It's the game of sports television rights, and any billionaire can play.
Up for grabs at the moment are an estimated $2.7 billion in new network contracts with the National Football League, the National Basketball Assn., the National Collegiate Athletic Assn. basketball tournament, the College Football Assn. and Big Ten/Pac-10 football and the domestic rights to the 1994 Winter Olympic Games in Lillehammer, Norway.
The rules are simple. Learn what the sports leagues and organizations selling the rights are looking for from television, then come to the negotiating table with the checkbook.
"The bottom line is the bottom line is dollars," said Arthur Watson, former president of NBC Sports. Watson, succeeded last month in the top spot at NBC Sports by Dick Ebersol, has become an NBC executive vice president, handling negotiations with sports rights holders. "You have to build relationships with the rights holders. But mostly, you have to be competitive with the amount of your check."
Who wins or loses, however, depends on whether the company that successfully obtains the rights can make money on them. With an offering of $309 million in 1985, ABC beat NBC in a ruinous bidding war for the 1988 Winter Games in Calgary. Despite ratings that lifted the network from third place to No. 2 ahead of CBS in February, 1988, Capital Cities/ABC lost about $65 million on the deal.
"We've made ourselves marginally profitable," said ABC Sports president Dennis Swanson. "We sat out on the last two bids for the Olympics because we've been unable to find terms that are acceptable to us. We want to be in business in the 1990s. I'm not going to want to have spent the last three years scratching my way out of debt only to give it all away again in 15 minutes at the negotiating table."
This month and next, the rights games begin with the bidding process on the 1994 Lillehammer Games; the networks will also receive preliminary TV contract visits from NCAA executive director Dick Schultz; they will explore the International Football League proposed for the spring of 1990; and they will enter discussions with NBA Commissioner David Stern toward a contract that network and sports officials believe could be one of the most intriguing negotiations of all.
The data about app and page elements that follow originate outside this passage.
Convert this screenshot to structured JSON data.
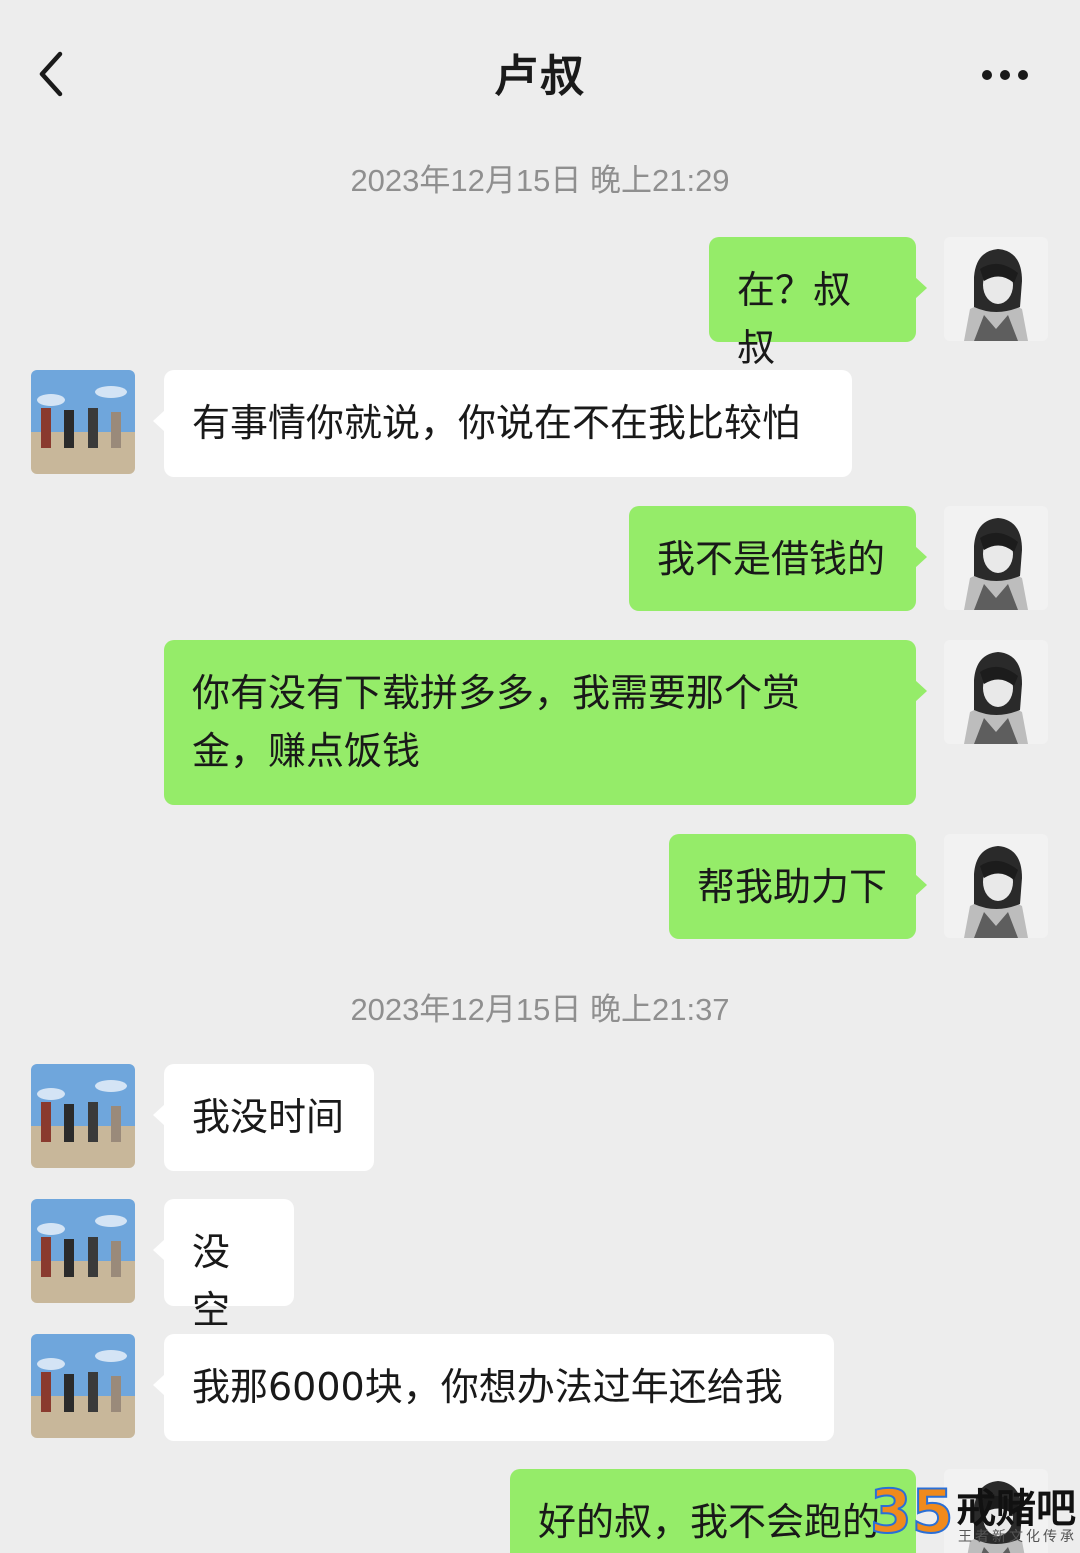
{
  "header": {
    "title": "卢叔"
  },
  "icons": {
    "back": "chevron-left-icon",
    "more": "ellipsis-icon"
  },
  "colors": {
    "background": "#ededed",
    "outgoing_bubble": "#95ec69",
    "incoming_bubble": "#ffffff",
    "timestamp_text": "#8f8f8f"
  },
  "timestamps": [
    "2023年12月15日 晚上21:29",
    "2023年12月15日 晚上21:37"
  ],
  "messages": [
    {
      "from": "me",
      "text": "在？叔叔"
    },
    {
      "from": "contact",
      "text": "有事情你就说，你说在不在我比较怕"
    },
    {
      "from": "me",
      "text": "我不是借钱的"
    },
    {
      "from": "me",
      "text": "你有没有下载拼多多，我需要那个赏金，赚点饭钱"
    },
    {
      "from": "me",
      "text": "帮我助力下"
    },
    {
      "from": "contact",
      "text": "我没时间"
    },
    {
      "from": "contact",
      "text": "没空"
    },
    {
      "from": "contact",
      "text": "我那6000块，你想办法过年还给我"
    },
    {
      "from": "me",
      "text": "好的叔，我不会跑的"
    }
  ],
  "watermark": {
    "logo_number": "35",
    "name": "戒赌吧",
    "subtitle": "王者新文化传承"
  }
}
By early 1990, network sports budgets for the next three years will be virtually spent out.
"Commissioner Stern's timing is going to be most fortuitous," said Robert Wussler, senior executive vice president at Turner Broadcasting System, which is in the first year of a two-year, $50-million contract for national cable rights to the NBA. "He's got a proven, excellent product, a wide number of bidders and many different options."
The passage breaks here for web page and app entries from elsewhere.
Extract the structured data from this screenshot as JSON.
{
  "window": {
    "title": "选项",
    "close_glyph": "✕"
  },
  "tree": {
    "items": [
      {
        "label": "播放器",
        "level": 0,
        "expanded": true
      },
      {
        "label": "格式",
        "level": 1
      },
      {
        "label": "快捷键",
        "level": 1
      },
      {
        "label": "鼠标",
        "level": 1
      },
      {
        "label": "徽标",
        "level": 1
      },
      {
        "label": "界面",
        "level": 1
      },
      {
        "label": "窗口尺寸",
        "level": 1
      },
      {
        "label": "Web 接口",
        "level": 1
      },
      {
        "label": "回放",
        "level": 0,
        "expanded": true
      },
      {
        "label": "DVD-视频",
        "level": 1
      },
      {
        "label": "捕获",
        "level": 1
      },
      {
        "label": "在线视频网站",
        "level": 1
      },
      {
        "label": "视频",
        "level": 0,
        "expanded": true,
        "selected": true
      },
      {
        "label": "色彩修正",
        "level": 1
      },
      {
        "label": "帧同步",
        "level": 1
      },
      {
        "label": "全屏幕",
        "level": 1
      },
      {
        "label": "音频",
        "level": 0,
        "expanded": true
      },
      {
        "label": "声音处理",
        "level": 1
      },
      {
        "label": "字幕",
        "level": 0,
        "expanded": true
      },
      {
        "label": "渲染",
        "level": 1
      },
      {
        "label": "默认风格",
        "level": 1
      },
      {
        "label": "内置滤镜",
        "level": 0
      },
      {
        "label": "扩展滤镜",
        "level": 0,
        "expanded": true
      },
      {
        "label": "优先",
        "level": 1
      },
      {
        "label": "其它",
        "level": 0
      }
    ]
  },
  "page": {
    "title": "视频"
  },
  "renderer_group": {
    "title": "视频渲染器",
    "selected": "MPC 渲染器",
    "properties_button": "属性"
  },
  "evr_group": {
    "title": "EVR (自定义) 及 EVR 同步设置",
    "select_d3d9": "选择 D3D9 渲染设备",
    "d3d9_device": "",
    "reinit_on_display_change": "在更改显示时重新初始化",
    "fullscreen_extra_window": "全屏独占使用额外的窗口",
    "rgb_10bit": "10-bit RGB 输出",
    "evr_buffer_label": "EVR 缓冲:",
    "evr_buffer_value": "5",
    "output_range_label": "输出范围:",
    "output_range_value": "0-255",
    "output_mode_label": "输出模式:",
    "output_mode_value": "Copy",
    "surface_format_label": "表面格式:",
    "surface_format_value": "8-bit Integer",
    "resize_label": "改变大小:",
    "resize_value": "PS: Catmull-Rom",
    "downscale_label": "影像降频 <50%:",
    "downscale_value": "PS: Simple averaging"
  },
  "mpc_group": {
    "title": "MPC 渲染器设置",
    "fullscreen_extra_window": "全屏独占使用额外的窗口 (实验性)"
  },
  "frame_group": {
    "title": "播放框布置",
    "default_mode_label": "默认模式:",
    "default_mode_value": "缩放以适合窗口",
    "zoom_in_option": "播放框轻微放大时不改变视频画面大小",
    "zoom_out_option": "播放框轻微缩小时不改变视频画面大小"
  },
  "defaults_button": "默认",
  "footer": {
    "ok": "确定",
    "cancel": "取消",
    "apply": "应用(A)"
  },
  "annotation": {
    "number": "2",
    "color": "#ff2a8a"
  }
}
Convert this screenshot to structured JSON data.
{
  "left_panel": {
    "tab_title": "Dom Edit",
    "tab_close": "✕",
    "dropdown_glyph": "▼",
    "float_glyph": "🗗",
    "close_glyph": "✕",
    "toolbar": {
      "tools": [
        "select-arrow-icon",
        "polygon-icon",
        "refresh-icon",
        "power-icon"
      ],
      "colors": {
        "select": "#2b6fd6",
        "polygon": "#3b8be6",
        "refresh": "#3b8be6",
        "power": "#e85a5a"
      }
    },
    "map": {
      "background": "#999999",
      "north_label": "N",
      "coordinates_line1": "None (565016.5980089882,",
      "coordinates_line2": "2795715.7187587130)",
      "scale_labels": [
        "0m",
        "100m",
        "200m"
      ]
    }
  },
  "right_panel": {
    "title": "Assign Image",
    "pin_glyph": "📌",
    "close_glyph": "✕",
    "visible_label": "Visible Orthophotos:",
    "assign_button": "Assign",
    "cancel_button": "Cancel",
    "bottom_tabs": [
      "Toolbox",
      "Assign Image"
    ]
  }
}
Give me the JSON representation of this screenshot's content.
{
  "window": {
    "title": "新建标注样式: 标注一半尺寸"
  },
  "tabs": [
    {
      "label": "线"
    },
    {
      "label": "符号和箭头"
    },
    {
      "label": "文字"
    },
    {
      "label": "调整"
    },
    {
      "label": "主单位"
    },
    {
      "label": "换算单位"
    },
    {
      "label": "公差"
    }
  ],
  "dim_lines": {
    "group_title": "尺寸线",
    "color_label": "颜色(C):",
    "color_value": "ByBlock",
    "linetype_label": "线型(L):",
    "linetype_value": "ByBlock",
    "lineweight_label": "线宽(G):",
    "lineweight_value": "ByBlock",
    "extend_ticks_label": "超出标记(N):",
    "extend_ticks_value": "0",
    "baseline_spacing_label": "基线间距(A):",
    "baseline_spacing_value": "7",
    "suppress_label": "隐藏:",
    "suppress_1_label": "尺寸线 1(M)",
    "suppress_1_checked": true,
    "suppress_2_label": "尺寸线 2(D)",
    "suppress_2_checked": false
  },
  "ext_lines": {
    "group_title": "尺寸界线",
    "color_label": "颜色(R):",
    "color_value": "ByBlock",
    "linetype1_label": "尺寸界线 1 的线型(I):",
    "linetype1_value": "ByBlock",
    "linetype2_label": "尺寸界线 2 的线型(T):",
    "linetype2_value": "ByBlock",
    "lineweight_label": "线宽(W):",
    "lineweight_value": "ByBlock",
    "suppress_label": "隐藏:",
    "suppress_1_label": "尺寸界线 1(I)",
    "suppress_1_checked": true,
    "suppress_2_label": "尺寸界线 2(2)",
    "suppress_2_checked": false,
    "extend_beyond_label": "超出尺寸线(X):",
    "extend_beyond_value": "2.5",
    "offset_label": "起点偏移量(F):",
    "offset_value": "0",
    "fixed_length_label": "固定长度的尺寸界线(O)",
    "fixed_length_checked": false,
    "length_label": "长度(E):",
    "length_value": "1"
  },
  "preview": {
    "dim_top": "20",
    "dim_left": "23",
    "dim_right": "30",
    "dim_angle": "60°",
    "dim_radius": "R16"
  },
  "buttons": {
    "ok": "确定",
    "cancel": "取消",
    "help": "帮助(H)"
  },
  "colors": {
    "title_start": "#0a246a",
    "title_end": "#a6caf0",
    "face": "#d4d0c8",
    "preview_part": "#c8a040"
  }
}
Stern, who negotiated contracts worth $248 million with CBS and TBS over the last four years, could double that amount over the next contract term, according to television, cable and advertising executives. The current CBS deal is for $173 million over four years through the 1990 playoffs, with $75 million coming in from TBS during the same time.
The NBA enters television contract talks this summer with more leverage than ever before, partly because CBS has exclusive rights to baseball after this year (it won the four-year contract for a cost of $1.06 billion). As a result, NBC and ABC are in need of springtime sports shows.
"Of all the properties coming up for negotiation during the next year, the NBA has become the jewel," said an advertising agency media executive who buys more than $40 million in commercial time during sports telecasts.
"Stern's genius and CBS getting baseball are the reasons for that," the executive said.
The NBA's relationships with incumbents CBS and TBS are said to be very strong, and both networks have a right-of-first-refusal clause written into their contracts that gives them a measure of preemptive protection against competing networks. After bids are in, CBS and TBS can match or top the high figure from competitors. The NBA can go once more to the highest bidding competitor for a final bid that could top the CBS and TBS offers and win away the rights.
"The negotiations themselves will be a fairly simple process," said Stern. "We'll come up with a figure we think NBA rights are worth, and if CBS and TBS agree with that figure, the process will be over."
In October, Stern and NBA executive vice president Russell Granik will step up the pace of negotiations with CBS and TBS during an exclusive negotiating time period. Once that period elapses, if no deal is struck, the NBA is free to test the competitive waters. "We've had a very, very good relationship with CBS and TBS," said Stern. "All things being equal, we would be very happy if they both stepped up and met what we ask (from) them."